Present my respectful salutations to Madame de la Rochefoucault. the difficulty of communicating my ideas justly in a foreign language often prevented my indulging myself in conversation with persons whose acquaintance I wished to cultivate; & with none more than Madame de la Rochefoucault. but it did not prevent my being entirely sensible of her merit, & entertaining for her the highest esteem. she has now survived to a threefold portion of it, as being alone left of a family, which of all others was the most dear to me. accept yourself assurances of my constant & sincere affections. Adieu.

Th: Jefferson

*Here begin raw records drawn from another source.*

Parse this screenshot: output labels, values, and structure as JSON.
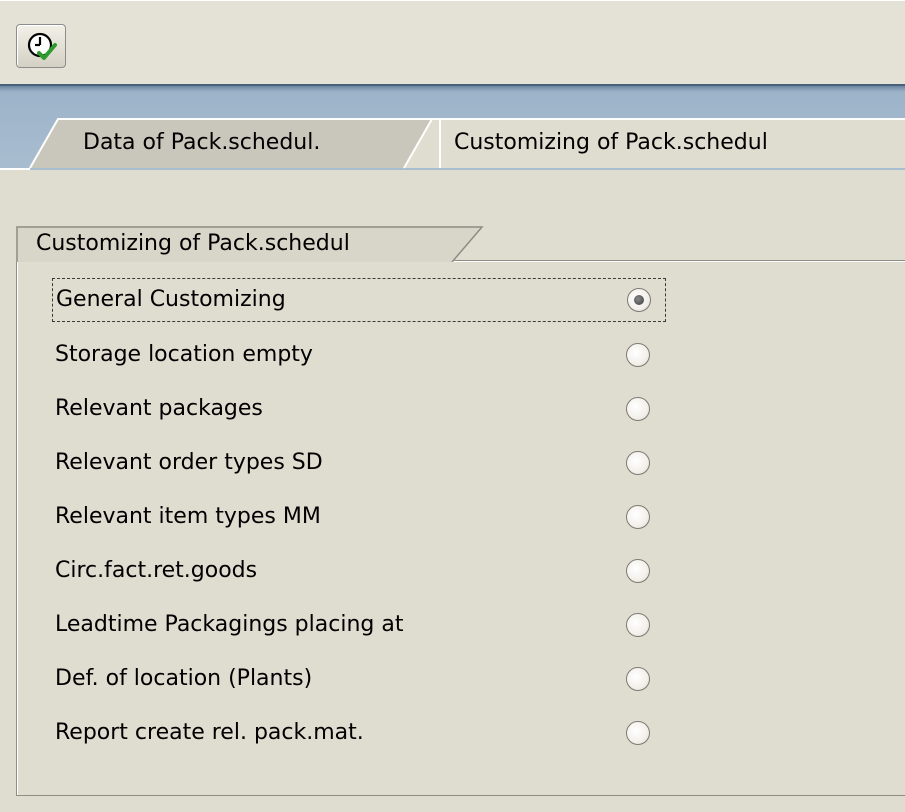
{
  "toolbar": {
    "execute_icon": "clock-checkmark-icon"
  },
  "tabs": [
    {
      "label": "Data of Pack.schedul.",
      "active": false
    },
    {
      "label": "Customizing of Pack.schedul",
      "active": true
    }
  ],
  "group": {
    "title": "Customizing of Pack.schedul",
    "options": [
      {
        "label": "General Customizing",
        "selected": true
      },
      {
        "label": "Storage location empty",
        "selected": false
      },
      {
        "label": "Relevant packages",
        "selected": false
      },
      {
        "label": "Relevant order types SD",
        "selected": false
      },
      {
        "label": "Relevant item types MM",
        "selected": false
      },
      {
        "label": "Circ.fact.ret.goods",
        "selected": false
      },
      {
        "label": "Leadtime Packagings placing at",
        "selected": false
      },
      {
        "label": "Def. of location (Plants)",
        "selected": false
      },
      {
        "label": "Report create rel. pack.mat.",
        "selected": false
      }
    ]
  },
  "colors": {
    "background": "#dfdcd0",
    "band_blue": "#a9bdd0",
    "check_green": "#3aa83a"
  }
}
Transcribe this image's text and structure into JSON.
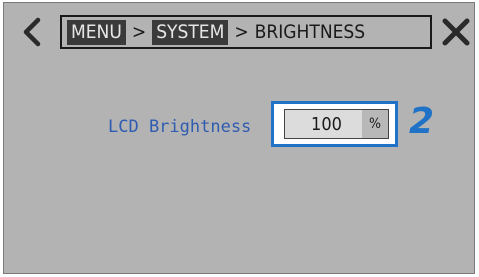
{
  "navigation": {
    "back_icon": "chevron-left-icon",
    "close_icon": "close-icon",
    "breadcrumb": {
      "items": [
        "MENU",
        "SYSTEM",
        "BRIGHTNESS"
      ],
      "separator": ">"
    }
  },
  "setting": {
    "label": "LCD Brightness",
    "value": "100",
    "unit": "%"
  },
  "annotation": {
    "step_number": "2",
    "highlight_color": "#1f72c6"
  },
  "colors": {
    "screen_background": "#b3b3b3",
    "label_text": "#2f5bb0",
    "breadcrumb_chip": "#3a3a3a"
  }
}
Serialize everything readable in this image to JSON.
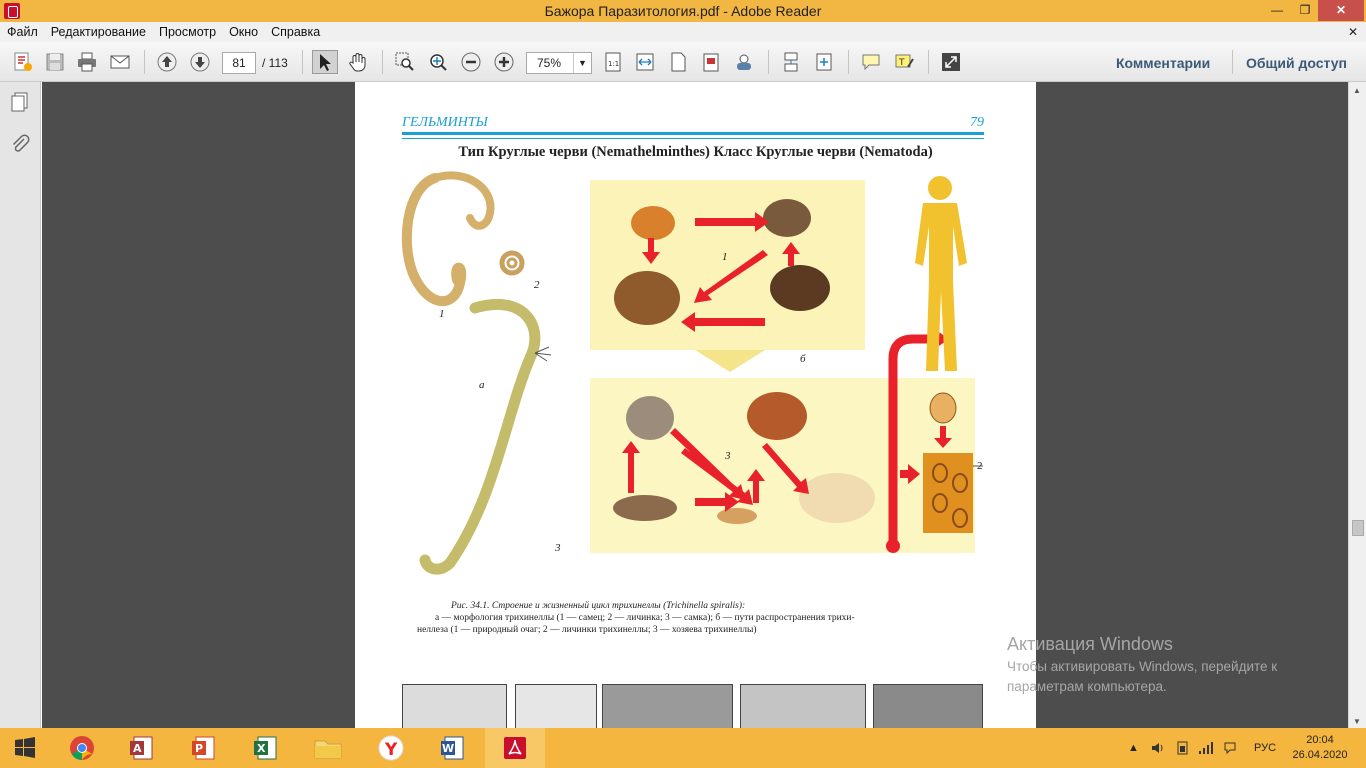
{
  "window": {
    "title": "Бажора Паразитология.pdf - Adobe Reader",
    "min_glyph": "—",
    "max_glyph": "❐",
    "close_glyph": "✕"
  },
  "menu": {
    "items": [
      "Файл",
      "Редактирование",
      "Просмотр",
      "Окно",
      "Справка"
    ],
    "close_glyph": "✕"
  },
  "toolbar": {
    "current_page": "81",
    "total_pages": "/ 113",
    "zoom": "75%",
    "zoom_dropdown": "▼",
    "comments_label": "Комментарии",
    "share_label": "Общий доступ"
  },
  "document": {
    "section": "ГЕЛЬМИНТЫ",
    "page_number": "79",
    "title": "Тип Круглые черви (Nemathelminthes) Класс Круглые черви (Nematoda)",
    "labels": {
      "n1": "1",
      "n2": "2",
      "a": "а",
      "n3": "3",
      "cycle1": "1",
      "b": "б",
      "cycle3": "3",
      "larvae2": "2"
    },
    "caption": {
      "line1": "Рис. 34.1. Строение и жизненный цикл трихинеллы (Trichinella spiralis):",
      "line2": "а — морфология трихинеллы (1 — самец; 2 — личинка; 3 — самка); б — пути распространения трихи-",
      "line3": "неллеза (1 — природный очаг; 2 — личинки трихинеллы; 3 — хозяева трихинеллы)"
    }
  },
  "watermark": {
    "title": "Активация Windows",
    "text": "Чтобы активировать Windows, перейдите к параметрам компьютера."
  },
  "taskbar": {
    "language": "РУС",
    "time": "20:04",
    "date": "26.04.2020"
  },
  "colors": {
    "titlebar": "#f2b642",
    "taskbar": "#f5b63f",
    "accent_blue": "#1aa0d8",
    "arrow_red": "#e8212b"
  }
}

P.S. since writing the preceding, mr Pendleton informs me that the fall of stock has prevented their selling the funds destined to make the paiment for E.R. they will wait for a rise. I do not think that will happen soon, & therefore expect now to recieve only from the US. after the trial of their suit against E.R.

Dupl (DLC: Short Papers); at foot of first page: “Mr. Short”; at head of text: “Duplicata”; endorsed by Short. PrC of Dupl (same). PrC of RC (same). Enclosure: a copy, not found, of George Washington’s message to the U.S. Senate, 21 Nov. 1794, nominating Thomas Pinckney as envoy extraordinary to Spain (see Short to TJ, 30 Sep. 1795).

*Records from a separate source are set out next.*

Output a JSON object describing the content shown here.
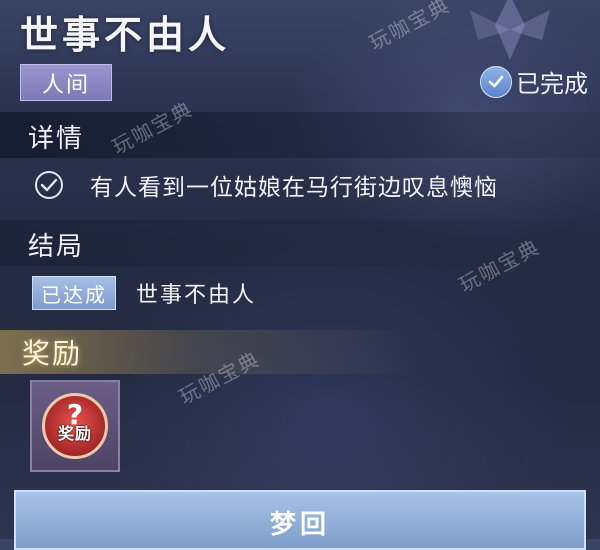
{
  "quest": {
    "title": "世事不由人",
    "location": "人间",
    "status": "已完成"
  },
  "details": {
    "label": "详情",
    "task": "有人看到一位姑娘在马行街边叹息懊恼"
  },
  "ending": {
    "label": "结局",
    "badge": "已达成",
    "name": "世事不由人"
  },
  "rewards": {
    "label": "奖励",
    "item_label": "奖励",
    "item_symbol": "?"
  },
  "action": {
    "button_label": "梦回"
  },
  "watermark": "玩咖宝典",
  "colors": {
    "accent": "#8fb1ea",
    "location_tag": "#9c96cf",
    "reward_band": "#c8aa5a"
  }
}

For the acknolegement from the secretary of state, see Pickering to TJ, 25 Apr. 1798. TJ’s letter to John Harvie of 6 May and Harvie’s reply of 15 May discuss Short’s Green sea lands. Donald & Brown: some of Short’s business dealings had involved Alexander Donald of the English firm of Donald & Burton and James Brown, who acted for the company in Richmond (Short to TJ, 7 Oct. 1793, 30 Sep. 1795; TJ to Alexander Donald, 30 May 1795).

Delirant reges, plectuntur achivi: “the Greeks suffer for their kings’ follies,” from the Epistulae of Horace, book 1, second letter, line 14. Mr Pendleton informs me: Edmund Pendleton to TJ, 25 Apr. 1798.

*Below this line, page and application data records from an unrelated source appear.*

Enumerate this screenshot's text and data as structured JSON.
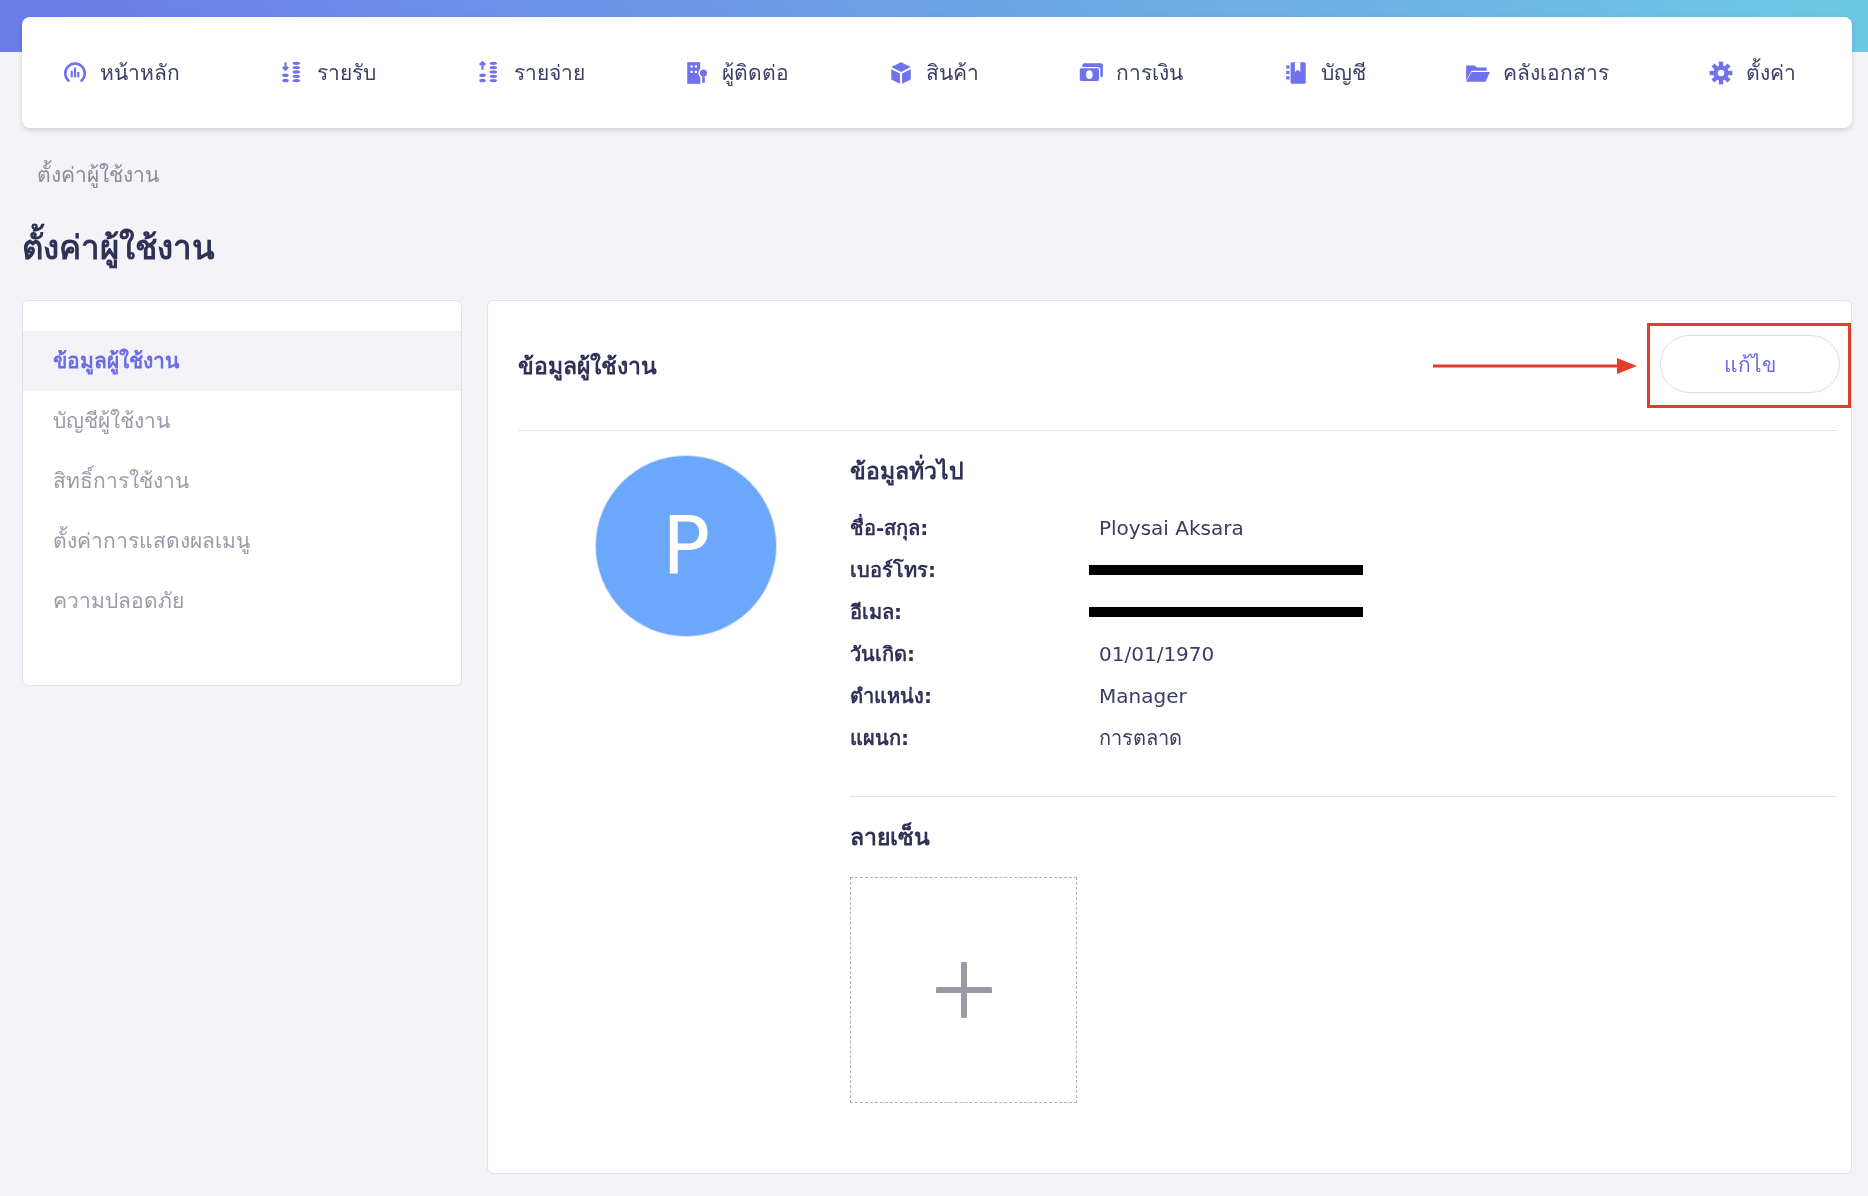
{
  "nav": [
    {
      "label": "หน้าหลัก"
    },
    {
      "label": "รายรับ"
    },
    {
      "label": "รายจ่าย"
    },
    {
      "label": "ผู้ติดต่อ"
    },
    {
      "label": "สินค้า"
    },
    {
      "label": "การเงิน"
    },
    {
      "label": "บัญชี"
    },
    {
      "label": "คลังเอกสาร"
    },
    {
      "label": "ตั้งค่า"
    }
  ],
  "breadcrumb": "ตั้งค่าผู้ใช้งาน",
  "page_title": "ตั้งค่าผู้ใช้งาน",
  "sidebar": {
    "items": [
      {
        "label": "ข้อมูลผู้ใช้งาน",
        "selected": true
      },
      {
        "label": "บัญชีผู้ใช้งาน",
        "selected": false
      },
      {
        "label": "สิทธิ์การใช้งาน",
        "selected": false
      },
      {
        "label": "ตั้งค่าการแสดงผลเมนู",
        "selected": false
      },
      {
        "label": "ความปลอดภัย",
        "selected": false
      }
    ]
  },
  "panel": {
    "title": "ข้อมูลผู้ใช้งาน",
    "edit_button": "แก้ไข",
    "avatar_letter": "P",
    "general": {
      "heading": "ข้อมูลทั่วไป",
      "fields": [
        {
          "label": "ชื่อ-สกุล:",
          "value": "Ploysai Aksara",
          "redacted": false
        },
        {
          "label": "เบอร์โทร:",
          "redacted": true
        },
        {
          "label": "อีเมล:",
          "redacted": true
        },
        {
          "label": "วันเกิด:",
          "value": "01/01/1970",
          "redacted": false
        },
        {
          "label": "ตำแหน่ง:",
          "value": "Manager",
          "redacted": false
        },
        {
          "label": "แผนก:",
          "value": "การตลาด",
          "redacted": false
        }
      ]
    },
    "signature": {
      "heading": "ลายเซ็น"
    }
  }
}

1Preceding six words lacking in PrC of RC.

Index Entries